BRIEF
Work through the data below and copy out every line where "Show" is found.
------ AVAILABLE DATA
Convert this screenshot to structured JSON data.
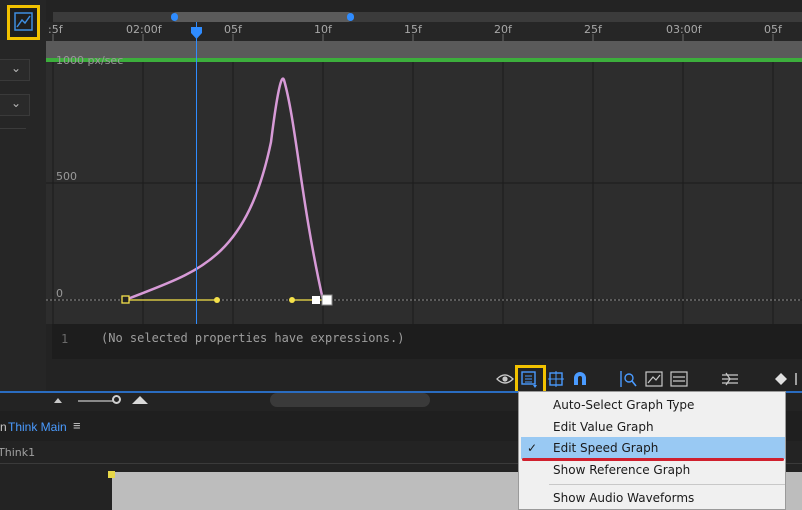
{
  "timeline": {
    "ruler_labels": [
      ":5f",
      "02:00f",
      "05f",
      "10f",
      "15f",
      "20f",
      "25f",
      "03:00f",
      "05f"
    ]
  },
  "graph": {
    "y_label_top": "1000 px/sec",
    "y_label_mid": "500",
    "y_label_zero": "0",
    "curve_color": "#d79ad7",
    "playhead_color": "#2f8cff"
  },
  "expression": {
    "line_number": "1",
    "text": "(No selected properties have expressions.)"
  },
  "toolbar": {
    "icons": [
      "eye-icon",
      "graph-options-icon",
      "snap-icon",
      "magnet-icon",
      "fit-selection-icon",
      "fit-all-icon",
      "zoom-icon",
      "easy-ease-icon",
      "keyframe-icon"
    ]
  },
  "menu": {
    "items": [
      {
        "label": "Auto-Select Graph Type",
        "checked": false
      },
      {
        "label": "Edit Value Graph",
        "checked": false
      },
      {
        "label": "Edit Speed Graph",
        "checked": true
      },
      {
        "label": "Show Reference Graph",
        "checked": false
      },
      {
        "label": "Show Audio Waveforms",
        "checked": false
      }
    ]
  },
  "composition": {
    "prefix": "n",
    "name": "Think Main",
    "layer": "Think1"
  },
  "colors": {
    "highlight": "#f2c200",
    "menu_selected": "#99c9f3",
    "accent_blue": "#2f8cff"
  }
}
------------
RESULT OF THIS TASK
        "label": "Show Reference Graph",
        "label": "Show Audio Waveforms",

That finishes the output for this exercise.